ALICE FORDHAM, BYLINE: The radical group is called the Islamic State of Iraq and Syria, or ISIS. It's a rogue Al Qaeda offshoot, and in the last few days it's come closer than ever to achieving its goal - sweeping away the sandy borders between Iraq and Syria, and imposing its rules on the territory. The biggest city that's yet fallen to the militants is Mosul. About half a million people have fled Mosul, and at this checkpoint hundreds are trying to get into the safest city of Erbil in northern Iraq. It's a sad scene. Not everyone is allowed to pass. They're relying on charitable locals bringing food and water. God knows, they say, when they'll go back. But they also say what happened in Mosul was not a simple defeat of the Iraqi army by Isis. First, they say the Army didn't put up a fight. This man, sheltering in a patch of shade, Mahmoud Khoudr, says militants overran his neighborhood, cars were aflame, people were terrified and left helpless by government troops.

MAHMOUD KHOUDR: (Through translator) They didn't have any plans to fight back. That was all wrong - all wrong. This is crazy - just to lose a big city in four days like this. It's illogical. Even a child would laugh at this.

FORDHAM: And people say it was not just the militants they were trying to escape.

FOUAD: (Through translator) No, no, no, the armed men didn't harm anyone. On the contrary, they reassured the people and told them to stay home. They told them, we're not coming to your houses, we're coming to bring down the army and the government.

FORDHAM: Several people say the militants didn't fire a single shot at the civilians. He's eager to talk, but gives only his first name, Fouad, because he worries about threats from ISIS, but then he adds he's much more afraid of the army.

FOUAD: (Through translator) All those people you see lined up here - they're most afraid of the reaction of the government. You know the government will surely retaliate. So they will shell with barrel bombs and things like that. So everyone would like to escape alive.

FORDHAM: So far, the militant offensive has struck only in Sunni Muslim areas, where it can draw strength from deep distrust of the Shiite-led government. I meet Atheel Nujaifi, the governor of Mosul, taking refuge in Erbil.

GOVERNOR ATHEEL NUJAIFI: The army who was in Mosul, they did very bad things. The people in Mosul think that the Army doing that because it's for sectarian purpose.
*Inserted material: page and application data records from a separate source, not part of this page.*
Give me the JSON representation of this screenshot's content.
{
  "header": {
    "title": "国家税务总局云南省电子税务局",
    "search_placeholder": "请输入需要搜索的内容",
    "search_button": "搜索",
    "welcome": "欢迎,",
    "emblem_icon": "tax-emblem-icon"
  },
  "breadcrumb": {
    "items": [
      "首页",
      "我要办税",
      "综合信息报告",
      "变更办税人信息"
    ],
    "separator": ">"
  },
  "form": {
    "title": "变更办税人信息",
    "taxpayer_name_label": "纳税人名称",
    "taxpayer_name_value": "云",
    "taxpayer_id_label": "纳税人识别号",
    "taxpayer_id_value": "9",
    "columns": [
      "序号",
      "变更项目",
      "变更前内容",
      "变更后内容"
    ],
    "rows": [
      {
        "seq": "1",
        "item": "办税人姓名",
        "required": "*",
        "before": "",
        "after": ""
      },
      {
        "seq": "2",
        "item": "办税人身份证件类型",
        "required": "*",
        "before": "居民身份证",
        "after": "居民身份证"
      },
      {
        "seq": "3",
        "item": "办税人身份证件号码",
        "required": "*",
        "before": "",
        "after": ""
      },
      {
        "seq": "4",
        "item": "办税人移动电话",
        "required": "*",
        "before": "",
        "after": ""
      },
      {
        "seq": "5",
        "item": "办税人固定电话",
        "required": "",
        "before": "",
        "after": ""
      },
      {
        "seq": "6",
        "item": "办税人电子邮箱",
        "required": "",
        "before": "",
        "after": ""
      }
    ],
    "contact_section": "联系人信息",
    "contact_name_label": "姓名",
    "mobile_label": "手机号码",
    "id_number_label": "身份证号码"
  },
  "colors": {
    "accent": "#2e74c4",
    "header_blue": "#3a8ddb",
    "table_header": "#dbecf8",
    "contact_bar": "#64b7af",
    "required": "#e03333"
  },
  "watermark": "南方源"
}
FORDHAM: Nujaifi says the groups in Mosul tell the largely Sunni population that they are Sunni like them, and they won't treat them badly like the Army, which is mostly Shiite, did. He alleges the militants took over a branch of the central bank and is now disturbing money to the citizens. Nujaifi adds that bolstering the numbers of the hardcore ISIS fighters, are many Iraqi Sunni groups fighting alongside them. Many of them fought against American troops here or with the army under Saddam Hussein and have some support among the population. Nujaifi seems to loathe the army, who he says took over Mosul and assured him they were equipped to fight militants.

NUJAIFI: I feel they cheating me.

FORDHAM: You felt they were cheating you?

NUJAIFI: I feel they are cheating me by cheating all the Iraqi people and Moslawi people.

FORDHAM: Today in Mosul, militants stormed the Turkish consulate, taking schools of people hostage. And in Baghdad, Iraqi Prime Minister Nouri al-Maliki said his country was ready for a long battle against terrorism. Alice Fordham, NPR News, Erbil. Transcript provided by NPR, Copyright NPR.